§ WHAT NEEDS TO BE DONE
Every record below is to be reproduced exactly.

┏━━

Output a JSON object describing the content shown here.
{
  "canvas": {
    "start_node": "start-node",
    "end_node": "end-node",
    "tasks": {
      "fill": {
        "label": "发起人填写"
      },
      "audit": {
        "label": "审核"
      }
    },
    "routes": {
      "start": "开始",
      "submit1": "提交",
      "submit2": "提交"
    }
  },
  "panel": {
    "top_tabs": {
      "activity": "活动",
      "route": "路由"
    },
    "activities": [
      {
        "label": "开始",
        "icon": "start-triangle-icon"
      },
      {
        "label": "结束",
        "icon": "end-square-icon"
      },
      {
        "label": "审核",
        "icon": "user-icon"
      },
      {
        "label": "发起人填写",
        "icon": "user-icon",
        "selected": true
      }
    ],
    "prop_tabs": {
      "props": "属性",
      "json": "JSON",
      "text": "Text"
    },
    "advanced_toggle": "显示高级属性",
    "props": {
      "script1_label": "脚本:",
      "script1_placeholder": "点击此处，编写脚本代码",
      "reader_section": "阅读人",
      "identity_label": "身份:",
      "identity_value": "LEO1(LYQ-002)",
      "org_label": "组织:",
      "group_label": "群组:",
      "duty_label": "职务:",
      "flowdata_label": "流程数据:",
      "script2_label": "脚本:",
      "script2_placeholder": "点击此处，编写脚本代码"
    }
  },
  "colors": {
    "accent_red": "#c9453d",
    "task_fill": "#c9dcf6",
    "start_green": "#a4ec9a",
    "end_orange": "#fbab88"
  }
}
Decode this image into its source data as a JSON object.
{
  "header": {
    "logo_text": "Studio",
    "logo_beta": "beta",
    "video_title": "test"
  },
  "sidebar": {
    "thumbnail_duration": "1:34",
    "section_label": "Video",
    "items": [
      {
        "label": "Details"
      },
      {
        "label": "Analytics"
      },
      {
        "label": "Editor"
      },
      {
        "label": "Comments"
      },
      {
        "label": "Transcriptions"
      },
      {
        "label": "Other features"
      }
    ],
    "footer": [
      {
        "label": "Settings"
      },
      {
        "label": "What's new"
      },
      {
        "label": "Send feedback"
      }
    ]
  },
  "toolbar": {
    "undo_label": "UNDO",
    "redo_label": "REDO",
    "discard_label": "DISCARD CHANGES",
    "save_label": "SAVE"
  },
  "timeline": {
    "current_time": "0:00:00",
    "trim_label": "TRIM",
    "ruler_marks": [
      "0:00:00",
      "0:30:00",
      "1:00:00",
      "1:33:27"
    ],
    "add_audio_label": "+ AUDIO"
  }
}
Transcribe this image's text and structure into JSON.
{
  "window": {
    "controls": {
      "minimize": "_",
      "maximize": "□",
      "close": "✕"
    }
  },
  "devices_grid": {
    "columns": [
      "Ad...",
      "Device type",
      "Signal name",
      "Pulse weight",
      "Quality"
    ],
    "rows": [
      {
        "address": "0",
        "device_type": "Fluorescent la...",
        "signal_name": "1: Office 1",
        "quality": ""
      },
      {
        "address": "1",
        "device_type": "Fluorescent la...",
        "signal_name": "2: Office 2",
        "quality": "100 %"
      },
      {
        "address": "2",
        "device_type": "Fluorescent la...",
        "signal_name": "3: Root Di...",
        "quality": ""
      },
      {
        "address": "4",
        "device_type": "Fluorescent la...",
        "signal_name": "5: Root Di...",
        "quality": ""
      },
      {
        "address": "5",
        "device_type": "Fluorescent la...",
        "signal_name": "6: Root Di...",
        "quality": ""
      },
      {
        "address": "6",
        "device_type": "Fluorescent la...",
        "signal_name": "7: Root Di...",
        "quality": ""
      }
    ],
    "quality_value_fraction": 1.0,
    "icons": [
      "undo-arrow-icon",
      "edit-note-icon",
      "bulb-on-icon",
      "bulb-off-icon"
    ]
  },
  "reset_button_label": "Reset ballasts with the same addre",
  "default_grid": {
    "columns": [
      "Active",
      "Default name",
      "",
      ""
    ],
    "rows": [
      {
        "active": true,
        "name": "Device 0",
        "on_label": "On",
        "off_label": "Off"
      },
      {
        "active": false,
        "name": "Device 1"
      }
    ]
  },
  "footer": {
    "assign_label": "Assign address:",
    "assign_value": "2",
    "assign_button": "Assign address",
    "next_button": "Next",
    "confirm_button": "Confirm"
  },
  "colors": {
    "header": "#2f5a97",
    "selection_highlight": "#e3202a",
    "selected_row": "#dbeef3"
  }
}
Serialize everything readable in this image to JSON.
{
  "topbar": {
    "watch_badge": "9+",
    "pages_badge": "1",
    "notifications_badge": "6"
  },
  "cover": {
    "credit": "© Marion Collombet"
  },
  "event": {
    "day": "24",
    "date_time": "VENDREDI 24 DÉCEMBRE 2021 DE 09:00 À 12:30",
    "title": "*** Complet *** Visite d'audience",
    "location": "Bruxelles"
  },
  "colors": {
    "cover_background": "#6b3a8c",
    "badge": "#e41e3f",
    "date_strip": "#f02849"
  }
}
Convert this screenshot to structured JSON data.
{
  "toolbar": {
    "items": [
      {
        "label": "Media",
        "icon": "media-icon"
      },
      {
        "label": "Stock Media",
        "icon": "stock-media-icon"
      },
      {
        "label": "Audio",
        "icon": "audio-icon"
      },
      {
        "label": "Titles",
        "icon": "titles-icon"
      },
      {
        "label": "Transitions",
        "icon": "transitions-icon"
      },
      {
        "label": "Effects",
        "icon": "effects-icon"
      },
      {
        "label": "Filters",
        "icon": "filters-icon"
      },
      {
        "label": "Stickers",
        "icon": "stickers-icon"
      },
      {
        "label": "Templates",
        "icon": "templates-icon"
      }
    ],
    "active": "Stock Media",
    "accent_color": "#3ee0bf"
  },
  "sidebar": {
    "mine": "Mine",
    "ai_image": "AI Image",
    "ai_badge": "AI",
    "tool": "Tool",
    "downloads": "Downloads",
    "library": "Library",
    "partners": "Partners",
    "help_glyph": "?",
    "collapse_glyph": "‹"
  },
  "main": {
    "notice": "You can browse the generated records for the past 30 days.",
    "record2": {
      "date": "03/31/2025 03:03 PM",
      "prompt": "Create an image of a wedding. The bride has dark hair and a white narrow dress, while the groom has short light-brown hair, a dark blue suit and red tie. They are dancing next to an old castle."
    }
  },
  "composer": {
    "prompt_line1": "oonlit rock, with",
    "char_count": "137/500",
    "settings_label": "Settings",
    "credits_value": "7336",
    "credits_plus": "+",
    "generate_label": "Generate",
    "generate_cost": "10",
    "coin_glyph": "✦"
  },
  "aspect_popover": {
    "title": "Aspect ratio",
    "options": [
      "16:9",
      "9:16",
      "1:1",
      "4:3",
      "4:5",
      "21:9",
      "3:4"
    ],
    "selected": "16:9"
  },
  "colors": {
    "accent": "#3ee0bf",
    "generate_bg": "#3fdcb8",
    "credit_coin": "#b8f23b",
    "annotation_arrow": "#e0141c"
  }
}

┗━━

§ RESPONSE TO THE EXERCISE
Output a JSON object describing the content shown here.
{
  "canvas": {
    "start_node": "start-node",
    "end_node": "end-node",
    "tasks": {
      "fill": {
        "label": "发起人填写"
      },
      "audit": {
        "label": "审核"
      }
    },
    "routes": {
      "start": "开始",
      "submit1": "提交",
      "submit2": "提交"
    }
  },
  "panel": {
    "top_tabs": {
      "activity": "活动",
      "route": "路由"
    },
    "activities": [
      {
        "label": "开始",
        "icon": "start-triangle-icon"
      },
      {
        "label": "结束",
        "icon": "end-square-icon"
      },
      {
        "label": "审核",
        "icon": "user-icon"
      },
      {
        "label": "发起人填写",
        "icon": "user-icon",
        "selected": true
      }
    ],
    "prop_tabs": {
      "props": "属性",
      "json": "JSON",
      "text": "Text"
    },
    "advanced_toggle": "显示高级属性",
    "props": {
      "script1_label": "脚本:",
      "script1_placeholder": "点击此处，编写脚本代码",
      "reader_section": "阅读人",
      "identity_label": "身份:",
      "identity_value": "LEO1(LYQ-002)",
      "org_label": "组织:",
      "group_label": "群组:",
      "duty_label": "职务:",
      "flowdata_label": "流程数据:",
      "script2_label": "脚本:",
      "script2_placeholder": "点击此处，编写脚本代码"
    }
  },
  "colors": {
    "accent_red": "#c9453d",
    "task_fill": "#c9dcf6",
    "start_green": "#a4ec9a",
    "end_orange": "#fbab88"
  }
}
Decode this image into its source data as a JSON object.
{
  "header": {
    "logo_text": "Studio",
    "logo_beta": "beta",
    "video_title": "test"
  },
  "sidebar": {
    "thumbnail_duration": "1:34",
    "section_label": "Video",
    "items": [
      {
        "label": "Details"
      },
      {
        "label": "Analytics"
      },
      {
        "label": "Editor"
      },
      {
        "label": "Comments"
      },
      {
        "label": "Transcriptions"
      },
      {
        "label": "Other features"
      }
    ],
    "footer": [
      {
        "label": "Settings"
      },
      {
        "label": "What's new"
      },
      {
        "label": "Send feedback"
      }
    ]
  },
  "toolbar": {
    "undo_label": "UNDO",
    "redo_label": "REDO",
    "discard_label": "DISCARD CHANGES",
    "save_label": "SAVE"
  },
  "timeline": {
    "current_time": "0:00:00",
    "trim_label": "TRIM",
    "ruler_marks": [
      "0:00:00",
      "0:30:00",
      "1:00:00",
      "1:33:27"
    ],
    "add_audio_label": "+ AUDIO"
  }
}
Transcribe this image's text and structure into JSON.
{
  "window": {
    "controls": {
      "minimize": "_",
      "maximize": "□",
      "close": "✕"
    }
  },
  "devices_grid": {
    "columns": [
      "Ad...",
      "Device type",
      "Signal name",
      "Pulse weight",
      "Quality"
    ],
    "rows": [
      {
        "address": "0",
        "device_type": "Fluorescent la...",
        "signal_name": "1: Office 1",
        "quality": ""
      },
      {
        "address": "1",
        "device_type": "Fluorescent la...",
        "signal_name": "2: Office 2",
        "quality": "100 %"
      },
      {
        "address": "2",
        "device_type": "Fluorescent la...",
        "signal_name": "3: Root Di...",
        "quality": ""
      },
      {
        "address": "4",
        "device_type": "Fluorescent la...",
        "signal_name": "5: Root Di...",
        "quality": ""
      },
      {
        "address": "5",
        "device_type": "Fluorescent la...",
        "signal_name": "6: Root Di...",
        "quality": ""
      },
      {
        "address": "6",
        "device_type": "Fluorescent la...",
        "signal_name": "7: Root Di...",
        "quality": ""
      }
    ],
    "quality_value_fraction": 1.0,
    "icons": [
      "undo-arrow-icon",
      "edit-note-icon",
      "bulb-on-icon",
      "bulb-off-icon"
    ]
  },
  "reset_button_label": "Reset ballasts with the same addre",
  "default_grid": {
    "columns": [
      "Active",
      "Default name",
      "",
      ""
    ],
    "rows": [
      {
        "active": true,
        "name": "Device 0",
        "on_label": "On",
        "off_label": "Off"
      },
      {
        "active": false,
        "name": "Device 1"
      }
    ]
  },
  "footer": {
    "assign_label": "Assign address:",
    "assign_value": "2",
    "assign_button": "Assign address",
    "next_button": "Next",
    "confirm_button": "Confirm"
  },
  "colors": {
    "header": "#2f5a97",
    "selection_highlight": "#e3202a",
    "selected_row": "#dbeef3"
  }
}
Serialize everything readable in this image to JSON.
{
  "topbar": {
    "watch_badge": "9+",
    "pages_badge": "1",
    "notifications_badge": "6"
  },
  "cover": {
    "credit": "© Marion Collombet"
  },
  "event": {
    "day": "24",
    "date_time": "VENDREDI 24 DÉCEMBRE 2021 DE 09:00 À 12:30",
    "title": "*** Complet *** Visite d'audience",
    "location": "Bruxelles"
  },
  "colors": {
    "cover_background": "#6b3a8c",
    "badge": "#e41e3f",
    "date_strip": "#f02849"
  }
}
Convert this screenshot to structured JSON data.
{
  "toolbar": {
    "items": [
      {
        "label": "Media",
        "icon": "media-icon"
      },
      {
        "label": "Stock Media",
        "icon": "stock-media-icon"
      },
      {
        "label": "Audio",
        "icon": "audio-icon"
      },
      {
        "label": "Titles",
        "icon": "titles-icon"
      },
      {
        "label": "Transitions",
        "icon": "transitions-icon"
      },
      {
        "label": "Effects",
        "icon": "effects-icon"
      },
      {
        "label": "Filters",
        "icon": "filters-icon"
      },
      {
        "label": "Stickers",
        "icon": "stickers-icon"
      },
      {
        "label": "Templates",
        "icon": "templates-icon"
      }
    ],
    "active": "Stock Media",
    "accent_color": "#3ee0bf"
  },
  "sidebar": {
    "mine": "Mine",
    "ai_image": "AI Image",
    "ai_badge": "AI",
    "tool": "Tool",
    "downloads": "Downloads",
    "library": "Library",
    "partners": "Partners",
    "help_glyph": "?",
    "collapse_glyph": "‹"
  },
  "main": {
    "notice": "You can browse the generated records for the past 30 days.",
    "record2": {
      "date": "03/31/2025 03:03 PM",
      "prompt": "Create an image of a wedding. The bride has dark hair and a white narrow dress, while the groom has short light-brown hair, a dark blue suit and red tie. They are dancing next to an old castle."
    }
  },
  "composer": {
    "prompt_line1": "oonlit rock, with",
    "char_count": "137/500",
    "settings_label": "Settings",
    "credits_value": "7336",
    "credits_plus": "+",
    "generate_label": "Generate",
    "generate_cost": "10",
    "coin_glyph": "✦"
  },
  "aspect_popover": {
    "title": "Aspect ratio",
    "options": [
      "16:9",
      "9:16",
      "1:1",
      "4:3",
      "4:5",
      "21:9",
      "3:4"
    ],
    "selected": "16:9"
  },
  "colors": {
    "accent": "#3ee0bf",
    "generate_bg": "#3fdcb8",
    "credit_coin": "#b8f23b",
    "annotation_arrow": "#e0141c"
  }
}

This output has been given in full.